I recently had a conversation that reminded me that even in my school, which I considered to be fairly enlightened and progressive, there are corners of old-fashioned, conservative and conformist thought.
The discussion was about our regular figure drawing workshops for DP visual arts students, and it clearly made this person uncomfortable.
Of course, if my school was located in a more conservative culture, this attitude would be predictable and understandable. But my school is located just outside London, and life drawing for older students is normal for many schools around here.
What is normal?
I wasn’t exactly sure what made them uncomfortable. They said ‘…but it’s not normal!’
This puzzled me and I almost said ‘so what?’
And then I thought, we’ve been running these workshops twice a year for twelve years.
And then I thought of the long tradition (centuries) of artists working from the nude form.
The concept of ‘normal’ is dependent on context.
Then they asked if the parents knew!
Parents, comfort zones and the Learner Profile
The parents of the students involved see the life drawing sessions as progressive and enlightened (and have said so), and in any case they all have to sign a document that gives permission for their children to attend the workshops.

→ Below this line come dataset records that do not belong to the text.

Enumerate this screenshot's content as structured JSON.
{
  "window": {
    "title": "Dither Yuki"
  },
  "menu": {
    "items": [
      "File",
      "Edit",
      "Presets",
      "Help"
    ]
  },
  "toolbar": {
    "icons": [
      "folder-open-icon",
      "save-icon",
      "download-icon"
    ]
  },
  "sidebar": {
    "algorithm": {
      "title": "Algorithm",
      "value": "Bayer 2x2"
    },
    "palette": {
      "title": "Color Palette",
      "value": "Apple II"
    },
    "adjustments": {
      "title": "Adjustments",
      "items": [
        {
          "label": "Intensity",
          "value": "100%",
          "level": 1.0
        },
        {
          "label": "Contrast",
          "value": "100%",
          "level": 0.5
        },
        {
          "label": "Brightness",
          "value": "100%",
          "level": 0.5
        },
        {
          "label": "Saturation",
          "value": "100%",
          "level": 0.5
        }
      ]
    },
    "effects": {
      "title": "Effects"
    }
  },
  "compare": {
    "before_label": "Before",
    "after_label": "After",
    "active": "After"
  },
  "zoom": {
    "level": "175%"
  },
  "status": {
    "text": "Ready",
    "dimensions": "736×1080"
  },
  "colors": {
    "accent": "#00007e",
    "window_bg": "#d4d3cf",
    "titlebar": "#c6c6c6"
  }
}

OK, I admit, spending days drawing a naked (male or female) model might be pushing some students out of their comfort zones – but isn’t that a good thing?
The IB have invested in this idea, as shown in their Learner Profile and in particular the idea of being a risk-taker: ‘we approach uncertainty with forethought and determination; we work independently and cooperatively to explore new ideas and innovative strategies. We are resourceful and resilient in the face of challenges and change.’
Are the students vulnerable? Or the model?
In this scenario, we have a person wearing no clothes standing in the middle of a room of fully clothed strangers – who is in the vulnerable position here?
So…I can’t help thinking that the problem here is not the life drawing workshops, the students, or the parents, but is somewhere in the objector’s mind, some discomfort with the simple but strangely disturbing (for them) idea of people without clothes.
To be clear, life drawing occurs in my school because the school and local culture/context support it.
The IB say:
Engaging with sensitive topics
‘Studying visual arts gives students the opportunity to engage with exciting, stimulating and personally relevant topics and issues. However, it should be noted that often such topics and issues can also be sensitive and personally challenging for some students. Teachers should be aware of this and provide guidance on how to approach and engage with such topics in a responsible manner. Consideration should also be given to the personal, political and spiritual values of others, particularly in relation to race, gender or religious beliefs.
As part of the collective consideration of the school, visual arts students must be supported in maintaining an ethical perspective during their course. Schools must be vigilant in ensuring that work undertaken by the student does not damage the environment, include excessive or gratuitous violence or reference to explicit sexual activity.’
(Page 9 of the IB’s Visual Arts Guide)
Images: my photographs from recent in-school figure drawing workshops (held in the art room).